What you should do: Retype each entry exactly. Skip any pictures.

Dataset rows for apps and sites:
Content starts

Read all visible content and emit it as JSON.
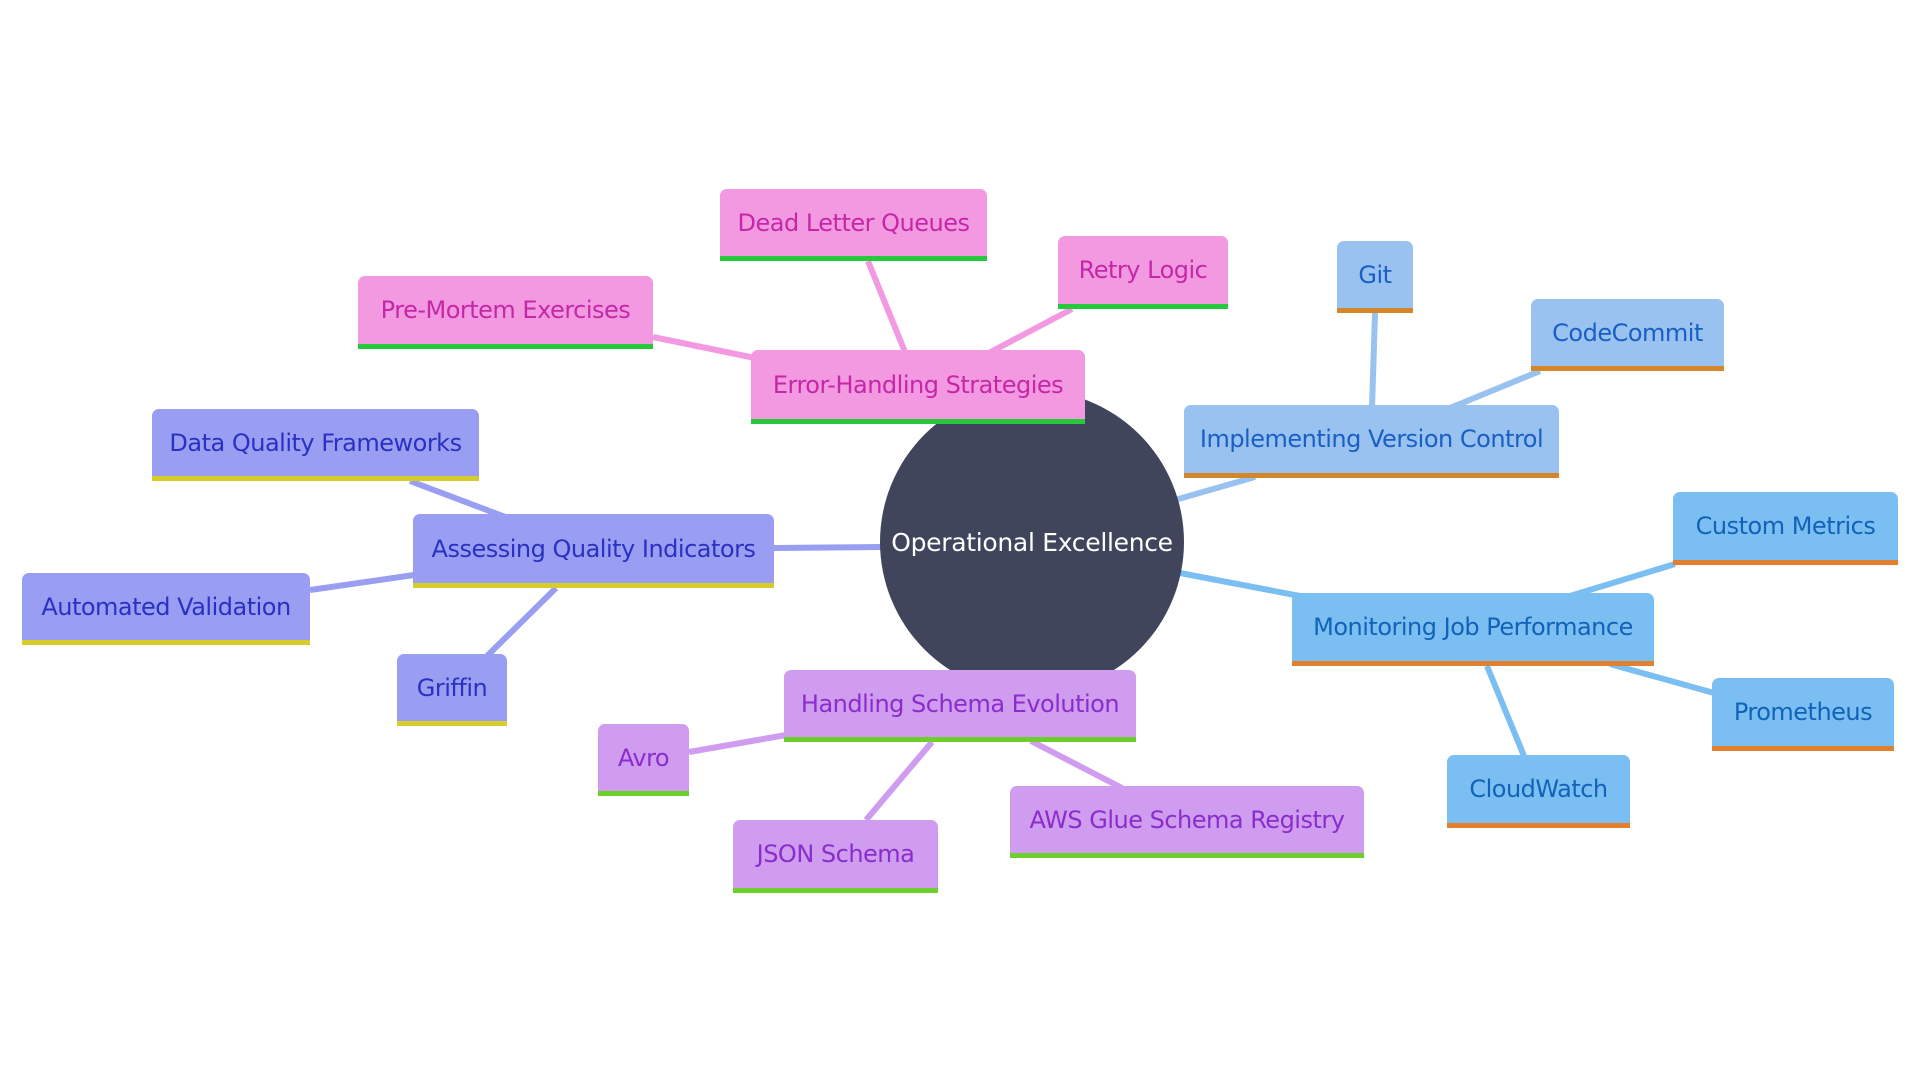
{
  "diagram": {
    "type": "mindmap",
    "root": {
      "id": "root",
      "label": "Operational Excellence",
      "fill": "#40455c",
      "text_color": "#ffffff"
    },
    "branches": [
      {
        "id": "error",
        "label": "Error-Handling Strategies",
        "fill": "#f399e2",
        "text_color": "#c428a6",
        "underline": "#26c93c",
        "edge_color": "#f399e2",
        "children": [
          {
            "id": "dlq",
            "label": "Dead Letter Queues"
          },
          {
            "id": "retry",
            "label": "Retry Logic"
          },
          {
            "id": "premortem",
            "label": "Pre-Mortem Exercises"
          }
        ]
      },
      {
        "id": "version",
        "label": "Implementing Version Control",
        "fill": "#99c2f0",
        "text_color": "#1a5fc4",
        "underline": "#d4862a",
        "edge_color": "#99c2f0",
        "children": [
          {
            "id": "git",
            "label": "Git"
          },
          {
            "id": "codecommit",
            "label": "CodeCommit"
          }
        ]
      },
      {
        "id": "monitoring",
        "label": "Monitoring Job Performance",
        "fill": "#7bbff2",
        "text_color": "#1262b8",
        "underline": "#e2802f",
        "edge_color": "#7bbff2",
        "children": [
          {
            "id": "custom",
            "label": "Custom Metrics"
          },
          {
            "id": "prometheus",
            "label": "Prometheus"
          },
          {
            "id": "cloudwatch",
            "label": "CloudWatch"
          }
        ]
      },
      {
        "id": "quality",
        "label": "Assessing Quality Indicators",
        "fill": "#999ef2",
        "text_color": "#2a31c2",
        "underline": "#d6cc2a",
        "edge_color": "#999ef2",
        "children": [
          {
            "id": "dqf",
            "label": "Data Quality Frameworks"
          },
          {
            "id": "autoval",
            "label": "Automated Validation"
          },
          {
            "id": "griffin",
            "label": "Griffin"
          }
        ]
      },
      {
        "id": "schema",
        "label": "Handling Schema Evolution",
        "fill": "#cf9cf0",
        "text_color": "#8a2dcc",
        "underline": "#6ccf2c",
        "edge_color": "#cf9cf0",
        "children": [
          {
            "id": "avro",
            "label": "Avro"
          },
          {
            "id": "jsonschema",
            "label": "JSON Schema"
          },
          {
            "id": "glue",
            "label": "AWS Glue Schema Registry"
          }
        ]
      }
    ]
  }
}
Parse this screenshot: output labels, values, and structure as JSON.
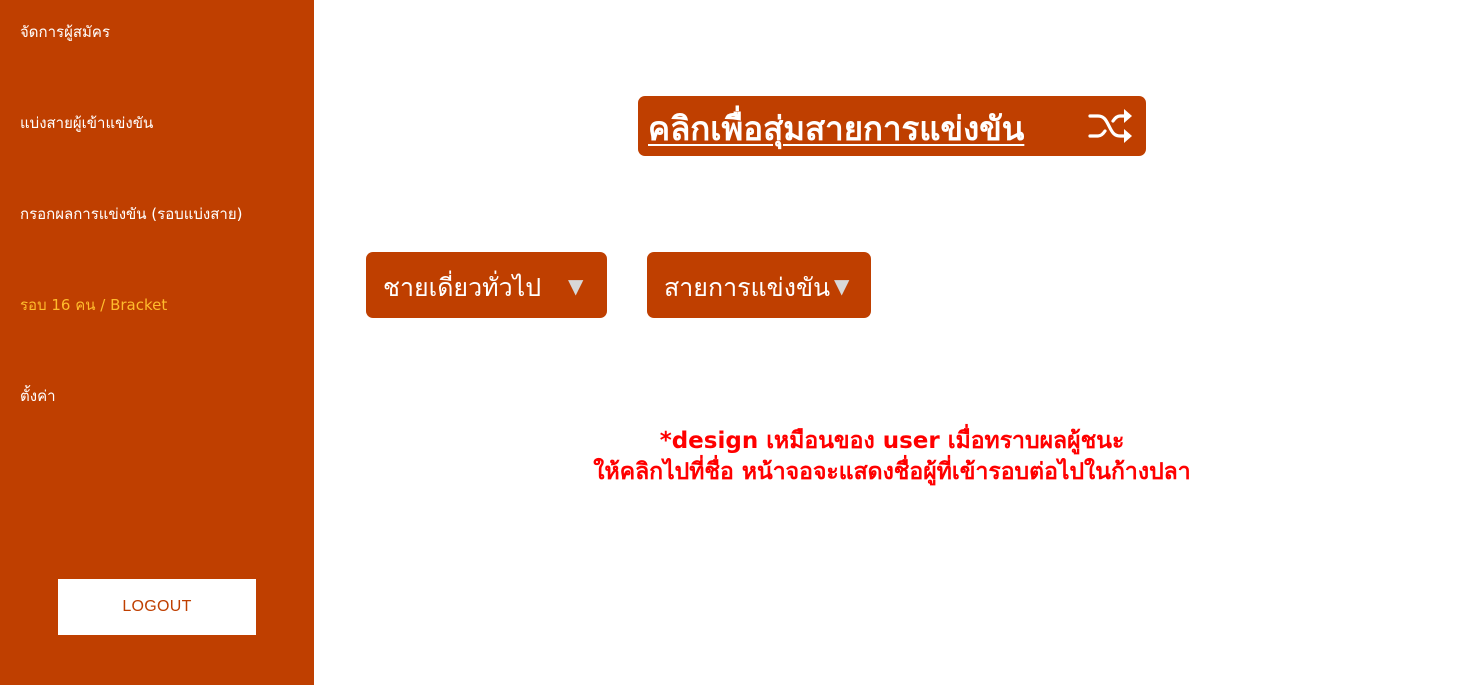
{
  "sidebar": {
    "items": [
      {
        "label": "จัดการผู้สมัคร"
      },
      {
        "label": "แบ่งสายผู้เข้าแข่งขัน"
      },
      {
        "label": "กรอกผลการแข่งขัน (รอบแบ่งสาย)"
      },
      {
        "label": "รอบ 16 คน / Bracket"
      },
      {
        "label": "ตั้งค่า"
      }
    ],
    "logout_label": "LOGOUT"
  },
  "main": {
    "random_button_label": "คลิกเพื่อสุ่มสายการแข่งขัน",
    "random_button_icon": "shuffle-icon",
    "category_select": {
      "selected": "ชายเดี่ยวทั่วไป",
      "arrow": "▼"
    },
    "bracket_select": {
      "selected": "สายการแข่งขัน",
      "arrow": "▼"
    },
    "note": [
      "*design เหมือนของ user เมื่อทราบผลผู้ชนะ",
      "ให้คลิกไปที่ชื่อ หน้าจอจะแสดงชื่อผู้ที่เข้ารอบต่อไปในก้างปลา"
    ]
  },
  "colors": {
    "brand": "#bf3f00",
    "active_nav": "#ffbc2c",
    "note_text": "#ff0000"
  }
}
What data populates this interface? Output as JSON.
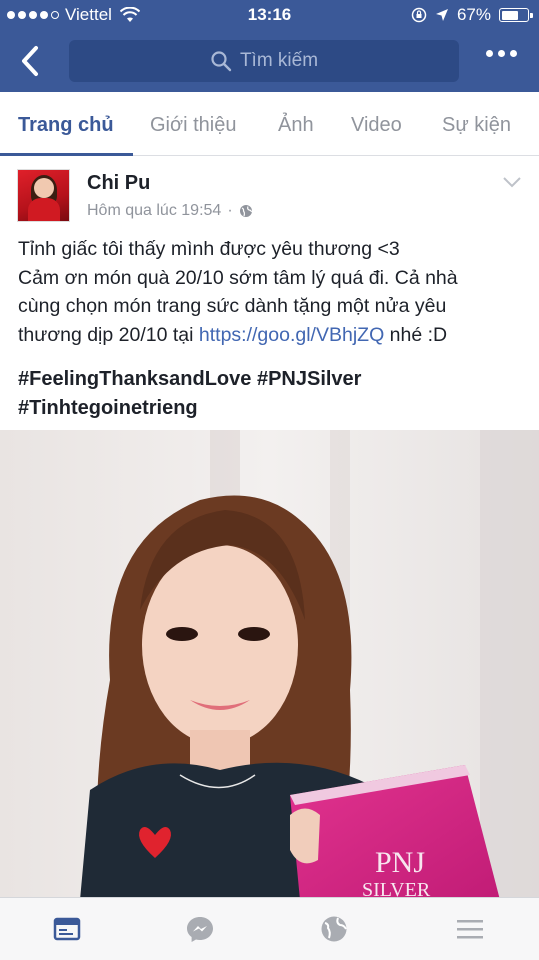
{
  "status_bar": {
    "carrier": "Viettel",
    "time": "13:16",
    "battery_percent": "67%",
    "battery_level": 0.67
  },
  "nav": {
    "search_placeholder": "Tìm kiếm"
  },
  "tabs": [
    {
      "label": "Trang chủ",
      "active": true
    },
    {
      "label": "Giới thiệu",
      "active": false
    },
    {
      "label": "Ảnh",
      "active": false
    },
    {
      "label": "Video",
      "active": false
    },
    {
      "label": "Sự kiện",
      "active": false
    }
  ],
  "post": {
    "author": "Chi Pu",
    "timestamp": "Hôm qua lúc 19:54",
    "lines": [
      "Tỉnh giấc tôi thấy mình được yêu thương <3",
      "Cảm ơn món quà 20/10 sớm tâm lý quá đi. Cả nhà",
      "cùng chọn món trang sức dành tặng một nửa yêu"
    ],
    "line4_prefix": "thương dịp 20/10 tại ",
    "link": "https://goo.gl/VBhjZQ",
    "line4_suffix": " nhé :D",
    "hashtags": [
      "#FeelingThanksandLove #PNJSilver",
      "#Tinhtegoinetrieng"
    ],
    "photo_box_text": [
      "PNJ",
      "SILVER"
    ]
  },
  "colors": {
    "brand": "#3b5998",
    "link": "#4267b2",
    "muted": "#90949c"
  },
  "bottom_tabs": [
    {
      "icon": "news-feed-icon",
      "active": true
    },
    {
      "icon": "messenger-icon",
      "active": false
    },
    {
      "icon": "globe-icon",
      "active": false
    },
    {
      "icon": "menu-icon",
      "active": false
    }
  ]
}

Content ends

Answer for this exercise:
Read all visible content and emit it as JSON.
{
  "diagram": {
    "type": "mindmap",
    "root": {
      "id": "root",
      "label": "Operational Excellence",
      "fill": "#40455c",
      "text_color": "#ffffff"
    },
    "branches": [
      {
        "id": "error",
        "label": "Error-Handling Strategies",
        "fill": "#f399e2",
        "text_color": "#c428a6",
        "underline": "#26c93c",
        "edge_color": "#f399e2",
        "children": [
          {
            "id": "dlq",
            "label": "Dead Letter Queues"
          },
          {
            "id": "retry",
            "label": "Retry Logic"
          },
          {
            "id": "premortem",
            "label": "Pre-Mortem Exercises"
          }
        ]
      },
      {
        "id": "version",
        "label": "Implementing Version Control",
        "fill": "#99c2f0",
        "text_color": "#1a5fc4",
        "underline": "#d4862a",
        "edge_color": "#99c2f0",
        "children": [
          {
            "id": "git",
            "label": "Git"
          },
          {
            "id": "codecommit",
            "label": "CodeCommit"
          }
        ]
      },
      {
        "id": "monitoring",
        "label": "Monitoring Job Performance",
        "fill": "#7bbff2",
        "text_color": "#1262b8",
        "underline": "#e2802f",
        "edge_color": "#7bbff2",
        "children": [
          {
            "id": "custom",
            "label": "Custom Metrics"
          },
          {
            "id": "prometheus",
            "label": "Prometheus"
          },
          {
            "id": "cloudwatch",
            "label": "CloudWatch"
          }
        ]
      },
      {
        "id": "quality",
        "label": "Assessing Quality Indicators",
        "fill": "#999ef2",
        "text_color": "#2a31c2",
        "underline": "#d6cc2a",
        "edge_color": "#999ef2",
        "children": [
          {
            "id": "dqf",
            "label": "Data Quality Frameworks"
          },
          {
            "id": "autoval",
            "label": "Automated Validation"
          },
          {
            "id": "griffin",
            "label": "Griffin"
          }
        ]
      },
      {
        "id": "schema",
        "label": "Handling Schema Evolution",
        "fill": "#cf9cf0",
        "text_color": "#8a2dcc",
        "underline": "#6ccf2c",
        "edge_color": "#cf9cf0",
        "children": [
          {
            "id": "avro",
            "label": "Avro"
          },
          {
            "id": "jsonschema",
            "label": "JSON Schema"
          },
          {
            "id": "glue",
            "label": "AWS Glue Schema Registry"
          }
        ]
      }
    ]
  }
}
Parse this screenshot: output labels, values, and structure as JSON.
{
  "sidebar": {
    "items": [
      {
        "label": "จัดการผู้สมัคร"
      },
      {
        "label": "แบ่งสายผู้เข้าแข่งขัน"
      },
      {
        "label": "กรอกผลการแข่งขัน (รอบแบ่งสาย)"
      },
      {
        "label": "รอบ 16 คน / Bracket"
      },
      {
        "label": "ตั้งค่า"
      }
    ],
    "logout_label": "LOGOUT"
  },
  "main": {
    "random_button_label": "คลิกเพื่อสุ่มสายการแข่งขัน",
    "random_button_icon": "shuffle-icon",
    "category_select": {
      "selected": "ชายเดี่ยวทั่วไป",
      "arrow": "▼"
    },
    "bracket_select": {
      "selected": "สายการแข่งขัน",
      "arrow": "▼"
    },
    "note": [
      "*design เหมือนของ user เมื่อทราบผลผู้ชนะ",
      "ให้คลิกไปที่ชื่อ หน้าจอจะแสดงชื่อผู้ที่เข้ารอบต่อไปในก้างปลา"
    ]
  },
  "colors": {
    "brand": "#bf3f00",
    "active_nav": "#ffbc2c",
    "note_text": "#ff0000"
  }
}
What data populates this interface? Output as JSON.
{
  "status_bar": {
    "carrier": "Viettel",
    "time": "13:16",
    "battery_percent": "67%",
    "battery_level": 0.67
  },
  "nav": {
    "search_placeholder": "Tìm kiếm"
  },
  "tabs": [
    {
      "label": "Trang chủ",
      "active": true
    },
    {
      "label": "Giới thiệu",
      "active": false
    },
    {
      "label": "Ảnh",
      "active": false
    },
    {
      "label": "Video",
      "active": false
    },
    {
      "label": "Sự kiện",
      "active": false
    }
  ],
  "post": {
    "author": "Chi Pu",
    "timestamp": "Hôm qua lúc 19:54",
    "lines": [
      "Tỉnh giấc tôi thấy mình được yêu thương <3",
      "Cảm ơn món quà 20/10 sớm tâm lý quá đi. Cả nhà",
      "cùng chọn món trang sức dành tặng một nửa yêu"
    ],
    "line4_prefix": "thương dịp 20/10 tại ",
    "link": "https://goo.gl/VBhjZQ",
    "line4_suffix": " nhé :D",
    "hashtags": [
      "#FeelingThanksandLove #PNJSilver",
      "#Tinhtegoinetrieng"
    ],
    "photo_box_text": [
      "PNJ",
      "SILVER"
    ]
  },
  "colors": {
    "brand": "#3b5998",
    "link": "#4267b2",
    "muted": "#90949c"
  },
  "bottom_tabs": [
    {
      "icon": "news-feed-icon",
      "active": true
    },
    {
      "icon": "messenger-icon",
      "active": false
    },
    {
      "icon": "globe-icon",
      "active": false
    },
    {
      "icon": "menu-icon",
      "active": false
    }
  ]
}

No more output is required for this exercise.